...I had a sudden realization: I was in danger of wasting my life..."What do I want from life, anyway?" I asked myself...-Gretchen Rubin (2009), American Author
When you want a killer backhand in tennis, you watch a good instructional video, hire a coach or take tips from your tennis-playing best friend. When you want to join the community symphony with your cello, you dust off the old sheet music you haven't looked at since college and practice everyday for two months. And, if you decide to tackle one 500 page history book each week next month, well, start practicing your reading.
New Year's resolutions are on the horizon just waiting, poised, ready to defeat the poor mortals who create them. The thing is most of us make these well-intentioned resolutions with no concrete practice plan. There must be a plan, before the plan. So, if you're going to tackle the New York Times crossword puzzles each week in January, start practicing now. Get ready to make the real resolution stick.
If you have a whole list of resolutions, then you need to be even more organized. Greatchen Rubin's new book The Happiness Project is a fun read about the year she decided to be happier and how she made it work. If you visit her blog The Happiness Project you can even find tools to follow in her organized footsteps to move towards the good life.

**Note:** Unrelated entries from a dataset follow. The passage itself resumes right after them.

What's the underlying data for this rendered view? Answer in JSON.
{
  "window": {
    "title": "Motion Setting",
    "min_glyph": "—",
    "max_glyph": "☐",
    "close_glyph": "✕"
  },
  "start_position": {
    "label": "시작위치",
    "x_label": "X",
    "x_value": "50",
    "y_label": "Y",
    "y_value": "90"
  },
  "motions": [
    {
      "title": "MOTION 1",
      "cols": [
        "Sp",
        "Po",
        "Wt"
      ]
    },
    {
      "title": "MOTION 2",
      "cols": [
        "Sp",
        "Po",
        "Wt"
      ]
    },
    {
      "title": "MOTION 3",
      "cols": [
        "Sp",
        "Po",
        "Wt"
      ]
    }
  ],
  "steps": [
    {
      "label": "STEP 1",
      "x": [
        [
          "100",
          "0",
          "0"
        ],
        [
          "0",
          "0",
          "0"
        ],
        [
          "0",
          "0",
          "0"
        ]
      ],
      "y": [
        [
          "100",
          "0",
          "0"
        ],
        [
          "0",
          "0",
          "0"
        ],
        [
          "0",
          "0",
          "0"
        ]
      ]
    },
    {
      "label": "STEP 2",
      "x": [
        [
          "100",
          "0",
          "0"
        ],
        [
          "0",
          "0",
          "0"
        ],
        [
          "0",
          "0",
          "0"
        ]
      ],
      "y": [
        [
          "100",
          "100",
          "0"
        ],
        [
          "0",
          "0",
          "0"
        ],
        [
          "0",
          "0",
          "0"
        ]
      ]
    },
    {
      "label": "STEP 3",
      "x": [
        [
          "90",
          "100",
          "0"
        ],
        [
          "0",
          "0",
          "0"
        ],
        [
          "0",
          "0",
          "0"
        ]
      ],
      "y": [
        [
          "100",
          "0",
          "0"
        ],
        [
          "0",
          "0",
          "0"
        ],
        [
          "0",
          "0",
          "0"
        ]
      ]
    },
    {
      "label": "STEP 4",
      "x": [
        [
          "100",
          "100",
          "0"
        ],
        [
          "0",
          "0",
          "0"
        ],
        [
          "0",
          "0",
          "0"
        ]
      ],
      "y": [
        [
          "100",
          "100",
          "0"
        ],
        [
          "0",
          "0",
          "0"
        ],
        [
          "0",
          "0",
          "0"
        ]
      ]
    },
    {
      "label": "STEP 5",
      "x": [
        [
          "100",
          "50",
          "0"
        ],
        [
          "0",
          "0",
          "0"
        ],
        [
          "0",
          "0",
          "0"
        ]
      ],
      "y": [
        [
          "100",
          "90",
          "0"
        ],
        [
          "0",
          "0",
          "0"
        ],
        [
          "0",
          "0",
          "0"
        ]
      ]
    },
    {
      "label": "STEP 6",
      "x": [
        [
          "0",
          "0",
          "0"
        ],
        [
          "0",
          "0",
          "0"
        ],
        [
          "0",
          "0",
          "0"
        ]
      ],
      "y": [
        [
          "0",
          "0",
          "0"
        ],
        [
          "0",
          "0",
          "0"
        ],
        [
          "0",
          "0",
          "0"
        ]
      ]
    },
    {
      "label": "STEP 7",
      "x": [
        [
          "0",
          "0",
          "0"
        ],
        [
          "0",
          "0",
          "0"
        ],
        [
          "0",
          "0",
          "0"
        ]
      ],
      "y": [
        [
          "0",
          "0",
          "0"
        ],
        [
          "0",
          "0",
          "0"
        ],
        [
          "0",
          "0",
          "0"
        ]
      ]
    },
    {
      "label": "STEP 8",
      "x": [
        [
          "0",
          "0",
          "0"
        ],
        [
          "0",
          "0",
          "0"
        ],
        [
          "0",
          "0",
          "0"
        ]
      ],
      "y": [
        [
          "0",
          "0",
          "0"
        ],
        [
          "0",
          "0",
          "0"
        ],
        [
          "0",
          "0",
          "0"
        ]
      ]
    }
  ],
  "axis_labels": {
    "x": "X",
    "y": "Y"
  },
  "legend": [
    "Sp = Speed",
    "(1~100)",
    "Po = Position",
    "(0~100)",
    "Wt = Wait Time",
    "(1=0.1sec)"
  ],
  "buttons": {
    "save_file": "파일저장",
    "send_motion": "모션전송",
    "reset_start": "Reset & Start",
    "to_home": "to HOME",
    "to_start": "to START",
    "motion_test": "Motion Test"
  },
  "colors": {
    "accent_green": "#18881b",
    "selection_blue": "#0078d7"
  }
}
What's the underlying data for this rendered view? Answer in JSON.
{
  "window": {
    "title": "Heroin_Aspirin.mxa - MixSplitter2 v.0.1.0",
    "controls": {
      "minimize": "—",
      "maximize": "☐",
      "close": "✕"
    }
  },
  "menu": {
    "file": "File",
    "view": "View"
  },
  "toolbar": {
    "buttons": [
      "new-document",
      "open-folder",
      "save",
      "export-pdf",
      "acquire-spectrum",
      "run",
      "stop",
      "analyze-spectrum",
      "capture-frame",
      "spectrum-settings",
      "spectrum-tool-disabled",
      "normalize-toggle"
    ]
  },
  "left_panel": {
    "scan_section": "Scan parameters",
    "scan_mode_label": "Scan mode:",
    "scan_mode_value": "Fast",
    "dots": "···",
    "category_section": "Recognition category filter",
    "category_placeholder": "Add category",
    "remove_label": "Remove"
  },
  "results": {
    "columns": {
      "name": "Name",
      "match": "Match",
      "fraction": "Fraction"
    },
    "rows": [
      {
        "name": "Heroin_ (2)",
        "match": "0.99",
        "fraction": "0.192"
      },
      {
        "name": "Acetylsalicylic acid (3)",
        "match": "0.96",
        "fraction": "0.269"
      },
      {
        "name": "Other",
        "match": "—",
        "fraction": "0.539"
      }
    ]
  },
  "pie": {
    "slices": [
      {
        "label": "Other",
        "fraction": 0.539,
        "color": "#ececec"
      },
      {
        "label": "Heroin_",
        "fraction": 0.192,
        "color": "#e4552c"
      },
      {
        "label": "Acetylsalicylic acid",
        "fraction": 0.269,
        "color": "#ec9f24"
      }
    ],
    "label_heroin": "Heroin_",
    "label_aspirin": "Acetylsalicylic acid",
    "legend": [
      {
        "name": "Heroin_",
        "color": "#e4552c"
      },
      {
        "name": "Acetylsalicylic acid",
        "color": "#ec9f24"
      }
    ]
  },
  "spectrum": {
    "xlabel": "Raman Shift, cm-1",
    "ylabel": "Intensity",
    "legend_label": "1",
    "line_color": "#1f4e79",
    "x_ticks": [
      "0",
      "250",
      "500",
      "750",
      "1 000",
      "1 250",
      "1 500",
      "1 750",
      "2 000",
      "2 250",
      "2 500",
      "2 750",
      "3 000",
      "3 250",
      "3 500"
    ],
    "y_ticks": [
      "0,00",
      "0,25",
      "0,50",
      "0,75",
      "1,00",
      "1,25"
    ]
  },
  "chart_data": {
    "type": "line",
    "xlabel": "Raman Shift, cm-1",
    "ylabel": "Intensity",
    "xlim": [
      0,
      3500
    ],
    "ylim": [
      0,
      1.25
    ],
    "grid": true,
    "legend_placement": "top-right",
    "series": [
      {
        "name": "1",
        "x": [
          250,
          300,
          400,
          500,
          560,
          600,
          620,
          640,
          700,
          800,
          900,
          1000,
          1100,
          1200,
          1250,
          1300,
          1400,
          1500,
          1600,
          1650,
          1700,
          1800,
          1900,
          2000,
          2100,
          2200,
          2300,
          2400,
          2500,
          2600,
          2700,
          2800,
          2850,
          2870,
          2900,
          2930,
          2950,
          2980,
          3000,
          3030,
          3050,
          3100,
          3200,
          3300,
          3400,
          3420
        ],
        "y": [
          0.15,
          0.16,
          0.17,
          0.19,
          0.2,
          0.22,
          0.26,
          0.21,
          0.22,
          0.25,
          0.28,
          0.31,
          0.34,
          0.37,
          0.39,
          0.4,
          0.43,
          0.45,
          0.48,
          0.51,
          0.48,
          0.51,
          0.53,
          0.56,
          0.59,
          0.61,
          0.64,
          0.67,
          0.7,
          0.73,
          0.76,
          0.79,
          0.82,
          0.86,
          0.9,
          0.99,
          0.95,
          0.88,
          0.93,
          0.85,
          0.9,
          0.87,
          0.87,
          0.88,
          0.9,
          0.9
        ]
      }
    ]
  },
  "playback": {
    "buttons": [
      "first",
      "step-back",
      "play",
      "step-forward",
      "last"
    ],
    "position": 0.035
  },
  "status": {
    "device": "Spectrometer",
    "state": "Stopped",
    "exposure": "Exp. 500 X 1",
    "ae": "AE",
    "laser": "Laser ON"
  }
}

The whole idea of resolutions and self-improvement is distinctly American and began with Benjamin Franklin, whom some historians have called "The First American". He constantly sought to improve himself, his community and the world. He details his self-improvement project in his Autobiography.
What a great person to represent Americans.